## WHAT TO DO
Your answer must consist of the records exactly as given, with no pictures included.

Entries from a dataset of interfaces
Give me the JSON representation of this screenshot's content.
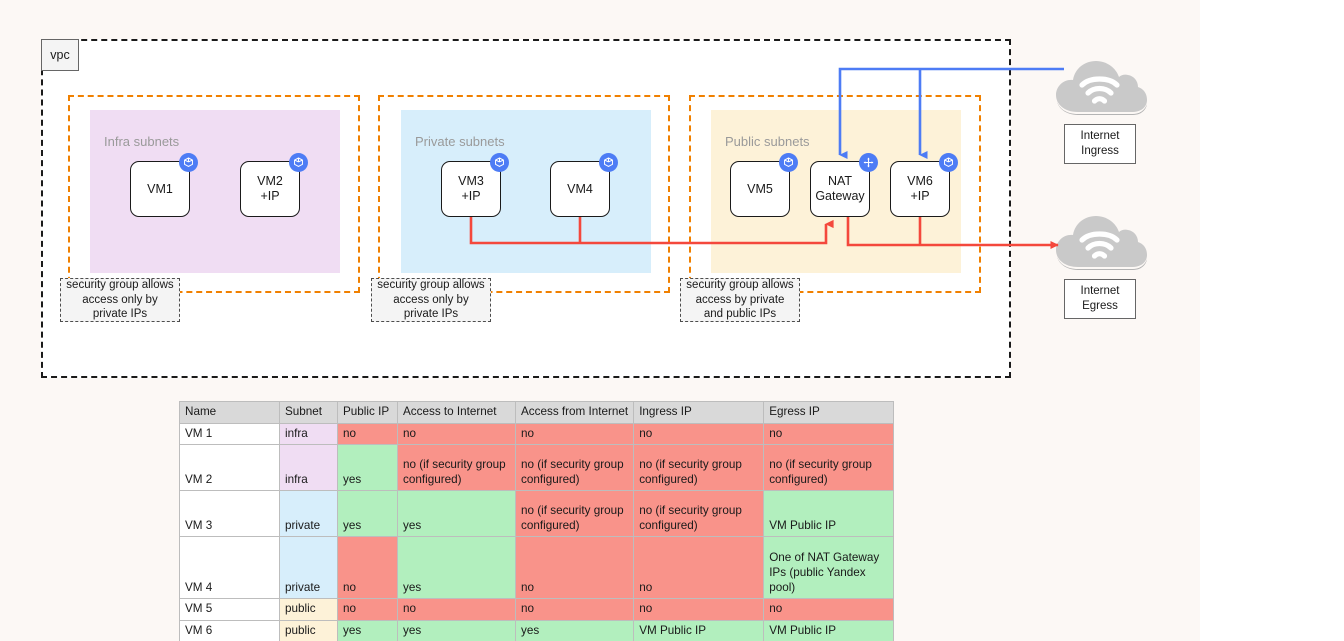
{
  "diagram": {
    "vpc_label": "vpc",
    "subnet_groups": [
      {
        "id": "infra",
        "label": "Infra subnets",
        "color": "#f0ddf3"
      },
      {
        "id": "private",
        "label": "Private subnets",
        "color": "#d7eefb"
      },
      {
        "id": "public",
        "label": "Public subnets",
        "color": "#fdf2d8"
      }
    ],
    "nodes": [
      {
        "id": "vm1",
        "line1": "VM1",
        "line2": "",
        "icon": "vm-cube-icon"
      },
      {
        "id": "vm2",
        "line1": "VM2",
        "line2": "+IP",
        "icon": "vm-cube-icon"
      },
      {
        "id": "vm3",
        "line1": "VM3",
        "line2": "+IP",
        "icon": "vm-cube-icon"
      },
      {
        "id": "vm4",
        "line1": "VM4",
        "line2": "",
        "icon": "vm-cube-icon"
      },
      {
        "id": "vm5",
        "line1": "VM5",
        "line2": "",
        "icon": "vm-cube-icon"
      },
      {
        "id": "nat",
        "line1": "NAT",
        "line2": "Gateway",
        "icon": "nat-gateway-icon"
      },
      {
        "id": "vm6",
        "line1": "VM6",
        "line2": "+IP",
        "icon": "vm-cube-icon"
      }
    ],
    "security_groups": [
      {
        "id": "infra",
        "text": "security group allows access only by private IPs"
      },
      {
        "id": "private",
        "text": "security group allows access only by private IPs"
      },
      {
        "id": "public",
        "text": "security group allows access by private and public IPs"
      }
    ],
    "clouds": [
      {
        "id": "ingress",
        "line1": "Internet",
        "line2": "Ingress",
        "icon": "internet-cloud-icon",
        "arrow_color": "#4d7cf5"
      },
      {
        "id": "egress",
        "line1": "Internet",
        "line2": "Egress",
        "icon": "internet-cloud-icon",
        "arrow_color": "#f4483c"
      }
    ],
    "colors": {
      "ingress_arrow": "#4d7cf5",
      "egress_arrow": "#f4483c",
      "subnet_border": "#f08000",
      "vpc_border": "#1a1a1a",
      "badge": "#4d7cf5"
    }
  },
  "table": {
    "headers": [
      "Name",
      "Subnet",
      "Public IP",
      "Access to Internet",
      "Access from Internet",
      "Ingress IP",
      "Egress IP"
    ],
    "rows": [
      {
        "name": "VM 1",
        "subnet": "infra",
        "public_ip": "no",
        "access_to": "no",
        "access_from": "no",
        "ingress_ip": "no",
        "egress_ip": "no",
        "state": {
          "public_ip": "red",
          "access_to": "red",
          "access_from": "red",
          "ingress_ip": "red",
          "egress_ip": "red"
        }
      },
      {
        "name": "VM 2",
        "subnet": "infra",
        "public_ip": "yes",
        "access_to": "no (if security group configured)",
        "access_from": "no (if security group configured)",
        "ingress_ip": "no (if security group configured)",
        "egress_ip": "no (if security group configured)",
        "state": {
          "public_ip": "green",
          "access_to": "red",
          "access_from": "red",
          "ingress_ip": "red",
          "egress_ip": "red"
        }
      },
      {
        "name": "VM 3",
        "subnet": "private",
        "public_ip": "yes",
        "access_to": "yes",
        "access_from": "no (if security group configured)",
        "ingress_ip": "no (if security group configured)",
        "egress_ip": "VM Public IP",
        "state": {
          "public_ip": "green",
          "access_to": "green",
          "access_from": "red",
          "ingress_ip": "red",
          "egress_ip": "green"
        }
      },
      {
        "name": "VM 4",
        "subnet": "private",
        "public_ip": "no",
        "access_to": "yes",
        "access_from": "no",
        "ingress_ip": "no",
        "egress_ip": "One of NAT Gateway IPs (public Yandex pool)",
        "state": {
          "public_ip": "red",
          "access_to": "green",
          "access_from": "red",
          "ingress_ip": "red",
          "egress_ip": "green"
        }
      },
      {
        "name": "VM 5",
        "subnet": "public",
        "public_ip": "no",
        "access_to": "no",
        "access_from": "no",
        "ingress_ip": "no",
        "egress_ip": "no",
        "state": {
          "public_ip": "red",
          "access_to": "red",
          "access_from": "red",
          "ingress_ip": "red",
          "egress_ip": "red"
        }
      },
      {
        "name": "VM 6",
        "subnet": "public",
        "public_ip": "yes",
        "access_to": "yes",
        "access_from": "yes",
        "ingress_ip": "VM Public IP",
        "egress_ip": "VM Public IP",
        "state": {
          "public_ip": "green",
          "access_to": "green",
          "access_from": "green",
          "ingress_ip": "green",
          "egress_ip": "green"
        }
      }
    ]
  }
}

## YOUR RESPONSE
Give me the JSON representation of this screenshot's content.
{
  "diagram": {
    "vpc_label": "vpc",
    "subnet_groups": [
      {
        "id": "infra",
        "label": "Infra subnets",
        "color": "#f0ddf3"
      },
      {
        "id": "private",
        "label": "Private subnets",
        "color": "#d7eefb"
      },
      {
        "id": "public",
        "label": "Public subnets",
        "color": "#fdf2d8"
      }
    ],
    "nodes": [
      {
        "id": "vm1",
        "line1": "VM1",
        "line2": "",
        "icon": "vm-cube-icon"
      },
      {
        "id": "vm2",
        "line1": "VM2",
        "line2": "+IP",
        "icon": "vm-cube-icon"
      },
      {
        "id": "vm3",
        "line1": "VM3",
        "line2": "+IP",
        "icon": "vm-cube-icon"
      },
      {
        "id": "vm4",
        "line1": "VM4",
        "line2": "",
        "icon": "vm-cube-icon"
      },
      {
        "id": "vm5",
        "line1": "VM5",
        "line2": "",
        "icon": "vm-cube-icon"
      },
      {
        "id": "nat",
        "line1": "NAT",
        "line2": "Gateway",
        "icon": "nat-gateway-icon"
      },
      {
        "id": "vm6",
        "line1": "VM6",
        "line2": "+IP",
        "icon": "vm-cube-icon"
      }
    ],
    "security_groups": [
      {
        "id": "infra",
        "text": "security group allows access only by private IPs"
      },
      {
        "id": "private",
        "text": "security group allows access only by private IPs"
      },
      {
        "id": "public",
        "text": "security group allows access by private and public IPs"
      }
    ],
    "clouds": [
      {
        "id": "ingress",
        "line1": "Internet",
        "line2": "Ingress",
        "icon": "internet-cloud-icon",
        "arrow_color": "#4d7cf5"
      },
      {
        "id": "egress",
        "line1": "Internet",
        "line2": "Egress",
        "icon": "internet-cloud-icon",
        "arrow_color": "#f4483c"
      }
    ],
    "colors": {
      "ingress_arrow": "#4d7cf5",
      "egress_arrow": "#f4483c",
      "subnet_border": "#f08000",
      "vpc_border": "#1a1a1a",
      "badge": "#4d7cf5"
    }
  },
  "table": {
    "headers": [
      "Name",
      "Subnet",
      "Public IP",
      "Access to Internet",
      "Access from Internet",
      "Ingress IP",
      "Egress IP"
    ],
    "rows": [
      {
        "name": "VM 1",
        "subnet": "infra",
        "public_ip": "no",
        "access_to": "no",
        "access_from": "no",
        "ingress_ip": "no",
        "egress_ip": "no",
        "state": {
          "public_ip": "red",
          "access_to": "red",
          "access_from": "red",
          "ingress_ip": "red",
          "egress_ip": "red"
        }
      },
      {
        "name": "VM 2",
        "subnet": "infra",
        "public_ip": "yes",
        "access_to": "no (if security group configured)",
        "access_from": "no (if security group configured)",
        "ingress_ip": "no (if security group configured)",
        "egress_ip": "no (if security group configured)",
        "state": {
          "public_ip": "green",
          "access_to": "red",
          "access_from": "red",
          "ingress_ip": "red",
          "egress_ip": "red"
        }
      },
      {
        "name": "VM 3",
        "subnet": "private",
        "public_ip": "yes",
        "access_to": "yes",
        "access_from": "no (if security group configured)",
        "ingress_ip": "no (if security group configured)",
        "egress_ip": "VM Public IP",
        "state": {
          "public_ip": "green",
          "access_to": "green",
          "access_from": "red",
          "ingress_ip": "red",
          "egress_ip": "green"
        }
      },
      {
        "name": "VM 4",
        "subnet": "private",
        "public_ip": "no",
        "access_to": "yes",
        "access_from": "no",
        "ingress_ip": "no",
        "egress_ip": "One of NAT Gateway IPs (public Yandex pool)",
        "state": {
          "public_ip": "red",
          "access_to": "green",
          "access_from": "red",
          "ingress_ip": "red",
          "egress_ip": "green"
        }
      },
      {
        "name": "VM 5",
        "subnet": "public",
        "public_ip": "no",
        "access_to": "no",
        "access_from": "no",
        "ingress_ip": "no",
        "egress_ip": "no",
        "state": {
          "public_ip": "red",
          "access_to": "red",
          "access_from": "red",
          "ingress_ip": "red",
          "egress_ip": "red"
        }
      },
      {
        "name": "VM 6",
        "subnet": "public",
        "public_ip": "yes",
        "access_to": "yes",
        "access_from": "yes",
        "ingress_ip": "VM Public IP",
        "egress_ip": "VM Public IP",
        "state": {
          "public_ip": "green",
          "access_to": "green",
          "access_from": "green",
          "ingress_ip": "green",
          "egress_ip": "green"
        }
      }
    ]
  }
}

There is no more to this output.